2 answers
2
Asked 150 views

Are you making more now then when you started your career?

Why would your salary change depending on your time? How much experience in your workplace does it take to usually get a raise? Does it really all depend on your work exeirence to get a raise or do they also look at the person who you are and determine if you deserve a raise or not?

+25 Karma if successful
From: You
To: Friend
Subject: Career question for you

2

2 answers


0
Updated
Share a link to this answer
Share a link to this answer

Charles’s Answer

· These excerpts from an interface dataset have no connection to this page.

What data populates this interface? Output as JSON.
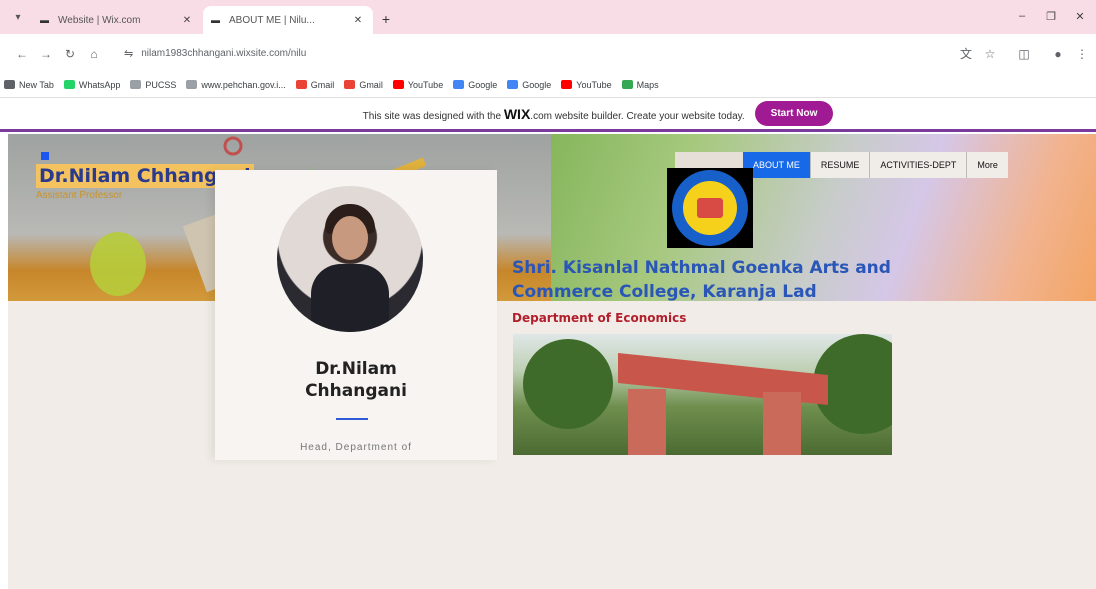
{
  "browser": {
    "tabs": [
      {
        "title": "Website | Wix.com",
        "active": false
      },
      {
        "title": "ABOUT ME | Nilu...",
        "active": true
      }
    ],
    "url": "nilam1983chhangani.wixsite.com/nilu",
    "bookmarks": [
      {
        "label": "New Tab",
        "color": "#5f6368"
      },
      {
        "label": "WhatsApp",
        "color": "#25d366"
      },
      {
        "label": "PUCSS",
        "color": "#9aa0a6"
      },
      {
        "label": "www.pehchan.gov.i...",
        "color": "#9aa0a6"
      },
      {
        "label": "Gmail",
        "color": "#ea4335"
      },
      {
        "label": "Gmail",
        "color": "#ea4335"
      },
      {
        "label": "YouTube",
        "color": "#ff0000"
      },
      {
        "label": "Google",
        "color": "#4285f4"
      },
      {
        "label": "Google",
        "color": "#4285f4"
      },
      {
        "label": "YouTube",
        "color": "#ff0000"
      },
      {
        "label": "Maps",
        "color": "#34a853"
      }
    ]
  },
  "wix_banner": {
    "message": "This site was designed with the",
    "brand": "WIX",
    "message_tail": ".com website builder. Create your website today.",
    "button": "Start Now"
  },
  "header": {
    "site_name": "Dr.Nilam Chhangani",
    "site_subtitle": "Assistant Professor",
    "nav": [
      "ABOUT ME",
      "RESUME",
      "ACTIVITIES-DEPT",
      "More"
    ],
    "active_nav": "ABOUT ME"
  },
  "profile": {
    "name_line1": "Dr.Nilam",
    "name_line2": "Chhangani",
    "description": "Head, Department of"
  },
  "college": {
    "name_line1": "Shri. Kisanlal Nathmal Goenka Arts and",
    "name_line2": "Commerce College, Karanja Lad",
    "department": "Department of Economics"
  },
  "colors": {
    "accent": "#1769e8",
    "brand_purple": "#a01a93",
    "name_blue": "#2a3a8c",
    "college_blue": "#2a56b7",
    "dept_red": "#b21f2c"
  }
}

Enhancing your career often involves gradual boosts to your salary. However, these increases are directly linked to both your job performance and the overall performance of the organization you work for. Many companies have a yearly review process, while others evaluate new hires after a set period of time, such as 30, 60, or 90 days. Typically, these probationary periods conclude with a pay raise, although this isn't always the case.

Your personal qualities and commitment to your work significantly influence your potential to earn more. Those who excel in their roles and demonstrate a robust work ethic are more likely to receive greater pay raises than those who show less promise or dedication. Ultimately, if you consistently perform well and deliver strong results, you can expect your salary to increase over time.

Promotions also offer an avenue for salary increases and can occur at any point during the year.
0
0
Updated
Share a link to this answer
Share a link to this answer

Anna’s Answer

There are two factors I would say in getting a raise. One is inflation, and the other is experience.
Many companies will try to give you a small raise every year to offset the cost of inflation. This is an ethical thing to do, but not always possible depending on the company's finances.
The other way to get a raise is with time in a position or promotion to a more difficult position. Experience matters here because the longer you've been doing a job, the better at it you will be. Either you get faster and can get more things done, or you learn how to do it better.
In the work world, you are compensated for what you accomplish - not your potential. Although some bosses might wish they could give you more money because they like you or your work, it always comes down to economics. Your job in some way helps the company make money. If you help them make more money, then they can give you more. If you do good work, but the company is doing poorly, there is no extra money for them to give you.
0